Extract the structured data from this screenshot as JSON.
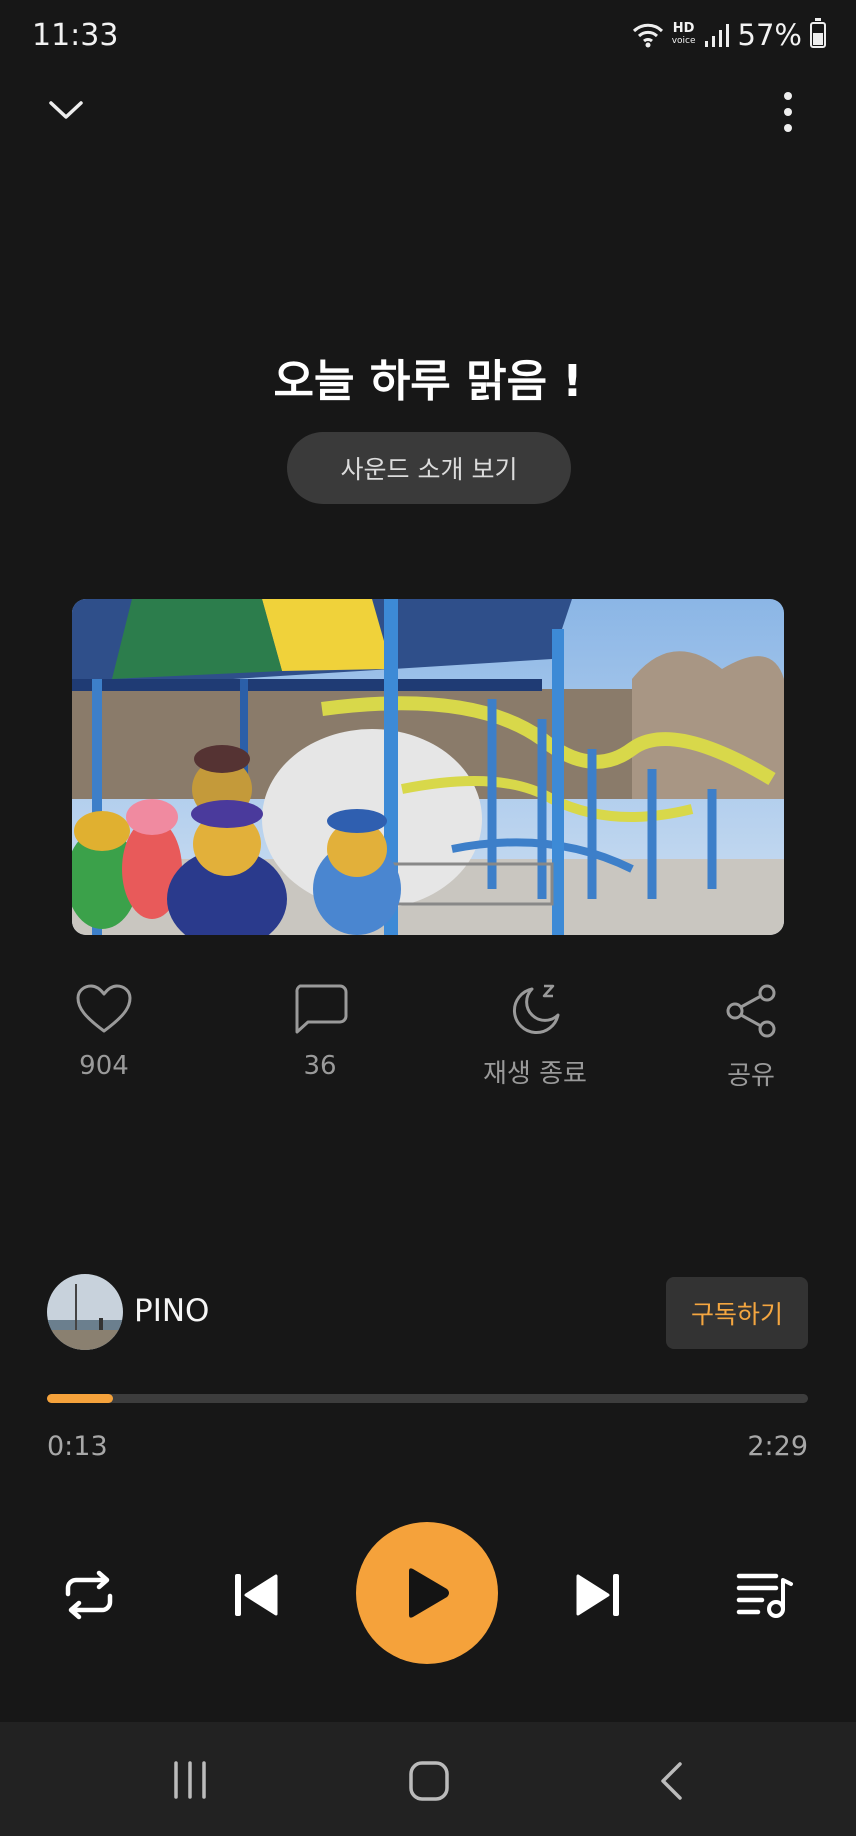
{
  "status": {
    "time": "11:33",
    "hd": "HD",
    "voice": "voice",
    "battery": "57%"
  },
  "track": {
    "title": "오늘 하루 맑음 !",
    "intro_button": "사운드 소개 보기"
  },
  "actions": {
    "likes": "904",
    "comments": "36",
    "sleep_timer": "재생 종료",
    "share": "공유"
  },
  "artist": {
    "name": "PINO",
    "subscribe": "구독하기"
  },
  "player": {
    "elapsed": "0:13",
    "duration": "2:29",
    "progress": 0.087
  }
}
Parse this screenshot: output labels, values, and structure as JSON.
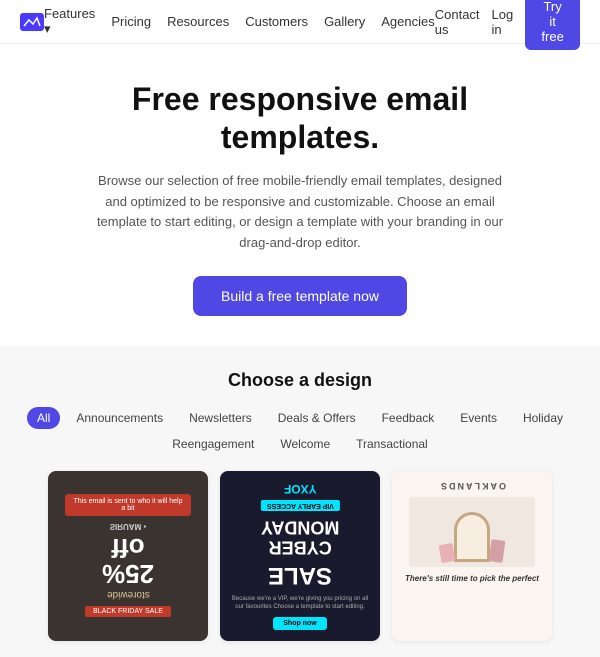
{
  "nav": {
    "logo_alt": "Mailjet logo",
    "links": [
      {
        "label": "Features",
        "has_dropdown": true
      },
      {
        "label": "Pricing"
      },
      {
        "label": "Resources"
      },
      {
        "label": "Customers"
      },
      {
        "label": "Gallery"
      },
      {
        "label": "Agencies"
      }
    ],
    "right_links": [
      "Contact us",
      "Log in"
    ],
    "cta": "Try it free"
  },
  "hero": {
    "title": "Free responsive email templates.",
    "description": "Browse our selection of free mobile-friendly email templates, designed and optimized to be responsive and customizable. Choose an email template to start editing, or design a template with your branding in our drag-and-drop editor.",
    "cta": "Build a free template now"
  },
  "design": {
    "heading": "Choose a design",
    "filters": [
      {
        "label": "All",
        "active": true
      },
      {
        "label": "Announcements"
      },
      {
        "label": "Newsletters"
      },
      {
        "label": "Deals & Offers"
      },
      {
        "label": "Feedback"
      },
      {
        "label": "Events"
      },
      {
        "label": "Holiday"
      },
      {
        "label": "Reengagement"
      },
      {
        "label": "Welcome"
      },
      {
        "label": "Transactional"
      }
    ]
  },
  "cards": [
    {
      "type": "sale",
      "logo": "SIRUAM",
      "top_text": "This email is sent to who it will help a bit",
      "main_text": "25% off",
      "sub_text": "storewide",
      "label": "BLACK FRIDAY SALE"
    },
    {
      "type": "cyber",
      "logo": "YXOF",
      "tag": "VIP EARLY ACCESS",
      "main_text": "CYBER MONDAY",
      "sale": "SALE",
      "body_text": "Because we're a VIP, we're giving you pricing on all our favourites Choose a template to start editing.",
      "cta": "Shop now"
    },
    {
      "type": "oaklands",
      "brand": "OAKLANDS",
      "body_text": "There's still time to pick the perfect"
    }
  ]
}
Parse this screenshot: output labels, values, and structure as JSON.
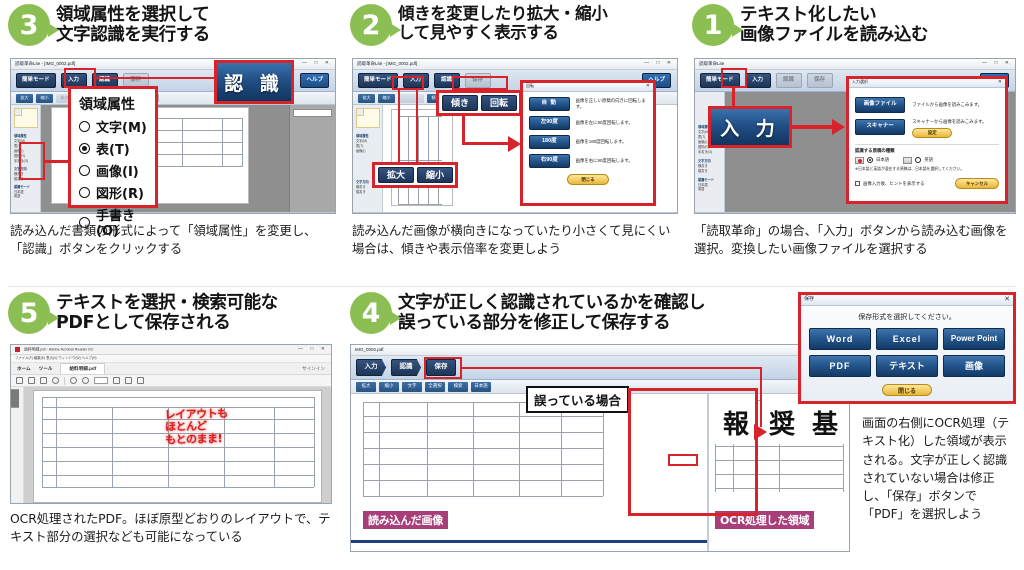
{
  "steps": {
    "s3": {
      "number": "3",
      "title_line1": "領域属性を選択して",
      "title_line2": "文字認識を実行する",
      "caption": "読み込んだ書類の形式によって「領域属性」を変更し、「認識」ボタンをクリックする",
      "window_title": "読取革命Lite - [IMG_0002.pdf]",
      "toolbar": [
        "簡単モード",
        "入力",
        "認識",
        "保存"
      ],
      "help_label": "ヘルプ",
      "subbar": [
        "拡大",
        "縮小",
        "傾き",
        "回転",
        "元に戻す"
      ],
      "overlay": {
        "title": "領域属性",
        "options": [
          {
            "label": "文字(M)",
            "selected": false
          },
          {
            "label": "表(T)",
            "selected": true
          },
          {
            "label": "画像(I)",
            "selected": false
          },
          {
            "label": "図形(R)",
            "selected": false
          },
          {
            "label": "手書き(O)",
            "selected": false
          }
        ]
      },
      "big_callout": "認 識",
      "side_panel": {
        "heading1": "領域属性",
        "items1": [
          "文字(M)",
          "表(T)",
          "画像(I)",
          "図形(R)",
          "手書き(O)"
        ],
        "heading2": "文字方向",
        "items2": [
          "横書き",
          "縦書き"
        ],
        "heading3": "認識モード",
        "items3": [
          "日本語",
          "英語"
        ]
      }
    },
    "s2": {
      "number": "2",
      "title_line1": "傾きを変更したり拡大・縮小",
      "title_line2": "して見やすく表示する",
      "caption": "読み込んだ画像が横向きになっていたり小さくて見にくい場合は、傾きや表示倍率を変更しよう",
      "window_title": "読取革命Lite - [IMG_0002.pdf]",
      "toolbar": [
        "簡単モード",
        "入力",
        "認識",
        "保存"
      ],
      "help_label": "ヘルプ",
      "callouts": [
        "傾き",
        "回転",
        "拡大",
        "縮小"
      ],
      "dialog": {
        "title": "回転",
        "rows": [
          {
            "button": "自 動",
            "text": "画像を正しい原稿の向きに回転します。"
          },
          {
            "button": "左90度",
            "text": "画像を左に90度回転します。"
          },
          {
            "button": "180度",
            "text": "画像を180度回転します。"
          },
          {
            "button": "右90度",
            "text": "画像を右に90度回転します。"
          }
        ],
        "close": "閉じる"
      }
    },
    "s1": {
      "number": "1",
      "title_line1": "テキスト化したい",
      "title_line2": "画像ファイルを読み込む",
      "caption": "「読取革命」の場合、「入力」ボタンから読み込む画像を選択。変換したい画像ファイルを選択する",
      "window_title": "読取革命Lite",
      "toolbar": [
        "簡単モード",
        "入力",
        "認識",
        "保存"
      ],
      "help_label": "ヘルプ",
      "big_callout": "入 力",
      "dialog": {
        "title": "入力選択",
        "rows": [
          {
            "button": "画像ファイル",
            "text": "ファイルから画像を読みこみます。"
          },
          {
            "button": "スキャナー",
            "text": "スキャナーから画像を読みこみます。"
          }
        ],
        "settings_btn": "設定",
        "lang_heading": "認識する原稿の種類",
        "lang_options": [
          "日本語",
          "英語"
        ],
        "note": "※日本語と英語が混在する原稿は、日本語を選択してください。",
        "checkbox": "画像入力後、ヒントを表示する",
        "cancel": "キャンセル"
      }
    },
    "s5": {
      "number": "5",
      "title_line1": "テキストを選択・検索可能な",
      "title_line2": "PDFとして保存される",
      "caption": "OCR処理されたPDF。ほぼ原型どおりのレイアウトで、テキスト部分の選択なども可能になっている",
      "window_title": "給料明細.pdf - Adobe Acrobat Reader DC",
      "menu": "ファイル(F)  編集(E)  表示(V)  ウィンドウ(W)  ヘルプ(H)",
      "tabs": [
        "ホーム",
        "ツール",
        "給料明細.pdf"
      ],
      "signin": "サインイン",
      "stamp_lines": [
        "レイアウトも",
        "ほとんど",
        "もとのまま!"
      ]
    },
    "s4": {
      "number": "4",
      "title_line1": "文字が正しく認識されているかを確認し",
      "title_line2": "誤っている部分を修正して保存する",
      "file_label": "IMG_0002.pdf",
      "toolbar": [
        "入力",
        "認識",
        "保存"
      ],
      "subbar": [
        "拡大",
        "縮小",
        "文字",
        "全選択",
        "検索",
        "日本語"
      ],
      "label_error": "誤っている場合",
      "tag_left": "読み込んだ画像",
      "tag_right": "OCR処理した領域",
      "ocr_chars": [
        "報",
        "奨",
        "基"
      ],
      "dialog": {
        "title": "保存",
        "prompt": "保存形式を選択してください。",
        "buttons": [
          "Word",
          "Excel",
          "Power Point",
          "PDF",
          "テキスト",
          "画像"
        ],
        "close": "閉じる"
      },
      "side_caption": "画面の右側にOCR処理（テキスト化）した領域が表示される。文字が正しく認識されていない場合は修正し、「保存」ボタンで「PDF」を選択しよう"
    }
  },
  "colors": {
    "accent_green": "#8cbf53",
    "annotation_red": "#d8232a",
    "button_blue": "#23548a",
    "magenta_tag": "#a83f7a"
  }
}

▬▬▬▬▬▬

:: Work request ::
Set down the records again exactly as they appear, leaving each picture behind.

:: Result ::
Extract the structured data from this screenshot as JSON.
{
  "status": {
    "time": "11:33",
    "hd": "HD",
    "voice": "voice",
    "battery": "57%"
  },
  "track": {
    "title": "오늘 하루 맑음 !",
    "intro_button": "사운드 소개 보기"
  },
  "actions": {
    "likes": "904",
    "comments": "36",
    "sleep_timer": "재생 종료",
    "share": "공유"
  },
  "artist": {
    "name": "PINO",
    "subscribe": "구독하기"
  },
  "player": {
    "elapsed": "0:13",
    "duration": "2:29",
    "progress": 0.087
  }
}
Parse this screenshot: output labels, values, and structure as JSON.
{
  "nav": {
    "logo_alt": "Mailjet logo",
    "links": [
      {
        "label": "Features",
        "has_dropdown": true
      },
      {
        "label": "Pricing"
      },
      {
        "label": "Resources"
      },
      {
        "label": "Customers"
      },
      {
        "label": "Gallery"
      },
      {
        "label": "Agencies"
      }
    ],
    "right_links": [
      "Contact us",
      "Log in"
    ],
    "cta": "Try it free"
  },
  "hero": {
    "title": "Free responsive email templates.",
    "description": "Browse our selection of free mobile-friendly email templates, designed and optimized to be responsive and customizable. Choose an email template to start editing, or design a template with your branding in our drag-and-drop editor.",
    "cta": "Build a free template now"
  },
  "design": {
    "heading": "Choose a design",
    "filters": [
      {
        "label": "All",
        "active": true
      },
      {
        "label": "Announcements"
      },
      {
        "label": "Newsletters"
      },
      {
        "label": "Deals & Offers"
      },
      {
        "label": "Feedback"
      },
      {
        "label": "Events"
      },
      {
        "label": "Holiday"
      },
      {
        "label": "Reengagement"
      },
      {
        "label": "Welcome"
      },
      {
        "label": "Transactional"
      }
    ]
  },
  "cards": [
    {
      "type": "sale",
      "logo": "SIRUAM",
      "top_text": "This email is sent to who it will help a bit",
      "main_text": "25% off",
      "sub_text": "storewide",
      "label": "BLACK FRIDAY SALE"
    },
    {
      "type": "cyber",
      "logo": "YXOF",
      "tag": "VIP EARLY ACCESS",
      "main_text": "CYBER MONDAY",
      "sale": "SALE",
      "body_text": "Because we're a VIP, we're giving you pricing on all our favourites Choose a template to start editing.",
      "cta": "Shop now"
    },
    {
      "type": "oaklands",
      "brand": "OAKLANDS",
      "body_text": "There's still time to pick the perfect"
    }
  ]
}
Parse this screenshot: output labels, values, and structure as JSON.
{
  "steps": {
    "s3": {
      "number": "3",
      "title_line1": "領域属性を選択して",
      "title_line2": "文字認識を実行する",
      "caption": "読み込んだ書類の形式によって「領域属性」を変更し、「認識」ボタンをクリックする",
      "window_title": "読取革命Lite - [IMG_0002.pdf]",
      "toolbar": [
        "簡単モード",
        "入力",
        "認識",
        "保存"
      ],
      "help_label": "ヘルプ",
      "subbar": [
        "拡大",
        "縮小",
        "傾き",
        "回転",
        "元に戻す"
      ],
      "overlay": {
        "title": "領域属性",
        "options": [
          {
            "label": "文字(M)",
            "selected": false
          },
          {
            "label": "表(T)",
            "selected": true
          },
          {
            "label": "画像(I)",
            "selected": false
          },
          {
            "label": "図形(R)",
            "selected": false
          },
          {
            "label": "手書き(O)",
            "selected": false
          }
        ]
      },
      "big_callout": "認 識",
      "side_panel": {
        "heading1": "領域属性",
        "items1": [
          "文字(M)",
          "表(T)",
          "画像(I)",
          "図形(R)",
          "手書き(O)"
        ],
        "heading2": "文字方向",
        "items2": [
          "横書き",
          "縦書き"
        ],
        "heading3": "認識モード",
        "items3": [
          "日本語",
          "英語"
        ]
      }
    },
    "s2": {
      "number": "2",
      "title_line1": "傾きを変更したり拡大・縮小",
      "title_line2": "して見やすく表示する",
      "caption": "読み込んだ画像が横向きになっていたり小さくて見にくい場合は、傾きや表示倍率を変更しよう",
      "window_title": "読取革命Lite - [IMG_0002.pdf]",
      "toolbar": [
        "簡単モード",
        "入力",
        "認識",
        "保存"
      ],
      "help_label": "ヘルプ",
      "callouts": [
        "傾き",
        "回転",
        "拡大",
        "縮小"
      ],
      "dialog": {
        "title": "回転",
        "rows": [
          {
            "button": "自 動",
            "text": "画像を正しい原稿の向きに回転します。"
          },
          {
            "button": "左90度",
            "text": "画像を左に90度回転します。"
          },
          {
            "button": "180度",
            "text": "画像を180度回転します。"
          },
          {
            "button": "右90度",
            "text": "画像を右に90度回転します。"
          }
        ],
        "close": "閉じる"
      }
    },
    "s1": {
      "number": "1",
      "title_line1": "テキスト化したい",
      "title_line2": "画像ファイルを読み込む",
      "caption": "「読取革命」の場合、「入力」ボタンから読み込む画像を選択。変換したい画像ファイルを選択する",
      "window_title": "読取革命Lite",
      "toolbar": [
        "簡単モード",
        "入力",
        "認識",
        "保存"
      ],
      "help_label": "ヘルプ",
      "big_callout": "入 力",
      "dialog": {
        "title": "入力選択",
        "rows": [
          {
            "button": "画像ファイル",
            "text": "ファイルから画像を読みこみます。"
          },
          {
            "button": "スキャナー",
            "text": "スキャナーから画像を読みこみます。"
          }
        ],
        "settings_btn": "設定",
        "lang_heading": "認識する原稿の種類",
        "lang_options": [
          "日本語",
          "英語"
        ],
        "note": "※日本語と英語が混在する原稿は、日本語を選択してください。",
        "checkbox": "画像入力後、ヒントを表示する",
        "cancel": "キャンセル"
      }
    },
    "s5": {
      "number": "5",
      "title_line1": "テキストを選択・検索可能な",
      "title_line2": "PDFとして保存される",
      "caption": "OCR処理されたPDF。ほぼ原型どおりのレイアウトで、テキスト部分の選択なども可能になっている",
      "window_title": "給料明細.pdf - Adobe Acrobat Reader DC",
      "menu": "ファイル(F)  編集(E)  表示(V)  ウィンドウ(W)  ヘルプ(H)",
      "tabs": [
        "ホーム",
        "ツール",
        "給料明細.pdf"
      ],
      "signin": "サインイン",
      "stamp_lines": [
        "レイアウトも",
        "ほとんど",
        "もとのまま!"
      ]
    },
    "s4": {
      "number": "4",
      "title_line1": "文字が正しく認識されているかを確認し",
      "title_line2": "誤っている部分を修正して保存する",
      "file_label": "IMG_0002.pdf",
      "toolbar": [
        "入力",
        "認識",
        "保存"
      ],
      "subbar": [
        "拡大",
        "縮小",
        "文字",
        "全選択",
        "検索",
        "日本語"
      ],
      "label_error": "誤っている場合",
      "tag_left": "読み込んだ画像",
      "tag_right": "OCR処理した領域",
      "ocr_chars": [
        "報",
        "奨",
        "基"
      ],
      "dialog": {
        "title": "保存",
        "prompt": "保存形式を選択してください。",
        "buttons": [
          "Word",
          "Excel",
          "Power Point",
          "PDF",
          "テキスト",
          "画像"
        ],
        "close": "閉じる"
      },
      "side_caption": "画面の右側にOCR処理（テキスト化）した領域が表示される。文字が正しく認識されていない場合は修正し、「保存」ボタンで「PDF」を選択しよう"
    }
  },
  "colors": {
    "accent_green": "#8cbf53",
    "annotation_red": "#d8232a",
    "button_blue": "#23548a",
    "magenta_tag": "#a83f7a"
  }
}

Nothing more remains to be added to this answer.